Exercise:
Search the data below for "title"; list each line that holds it.

————

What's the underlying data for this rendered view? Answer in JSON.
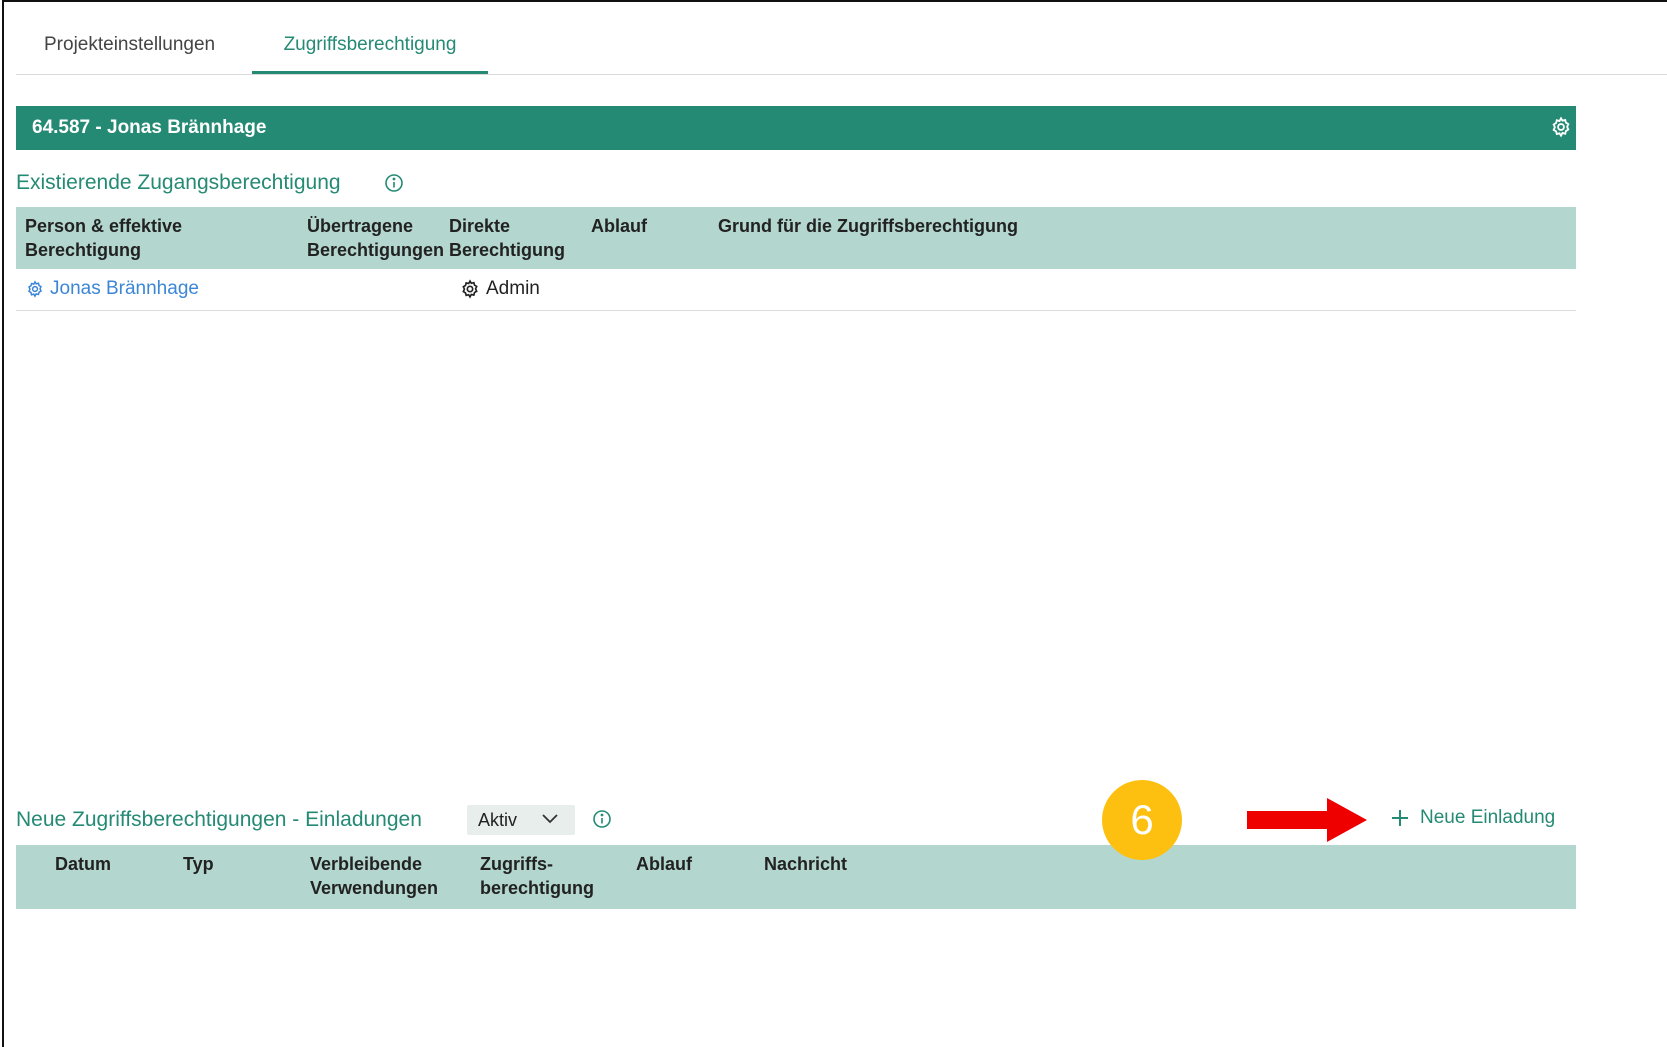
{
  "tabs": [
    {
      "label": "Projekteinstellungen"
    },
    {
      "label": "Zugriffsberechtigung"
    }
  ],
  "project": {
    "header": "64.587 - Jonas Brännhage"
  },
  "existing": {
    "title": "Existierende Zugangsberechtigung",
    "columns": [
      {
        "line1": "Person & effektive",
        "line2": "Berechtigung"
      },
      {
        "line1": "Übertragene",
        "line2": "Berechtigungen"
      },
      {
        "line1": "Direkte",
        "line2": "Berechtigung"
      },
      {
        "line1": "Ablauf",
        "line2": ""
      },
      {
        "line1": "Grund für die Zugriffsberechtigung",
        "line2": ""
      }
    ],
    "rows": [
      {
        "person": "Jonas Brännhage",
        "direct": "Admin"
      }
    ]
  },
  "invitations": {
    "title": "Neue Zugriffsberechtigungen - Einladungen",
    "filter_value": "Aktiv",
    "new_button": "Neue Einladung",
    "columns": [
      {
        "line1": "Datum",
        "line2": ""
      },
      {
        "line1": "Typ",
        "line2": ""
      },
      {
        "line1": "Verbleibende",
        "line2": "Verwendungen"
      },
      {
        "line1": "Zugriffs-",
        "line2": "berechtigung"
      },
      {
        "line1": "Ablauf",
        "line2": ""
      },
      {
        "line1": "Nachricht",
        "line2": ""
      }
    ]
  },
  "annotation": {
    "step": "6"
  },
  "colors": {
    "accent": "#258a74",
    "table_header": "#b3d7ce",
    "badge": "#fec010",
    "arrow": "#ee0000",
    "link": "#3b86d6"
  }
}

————

Result:
    "title": "Existierende Zugangsberechtigung",
    "title": "Neue Zugriffsberechtigungen - Einladungen",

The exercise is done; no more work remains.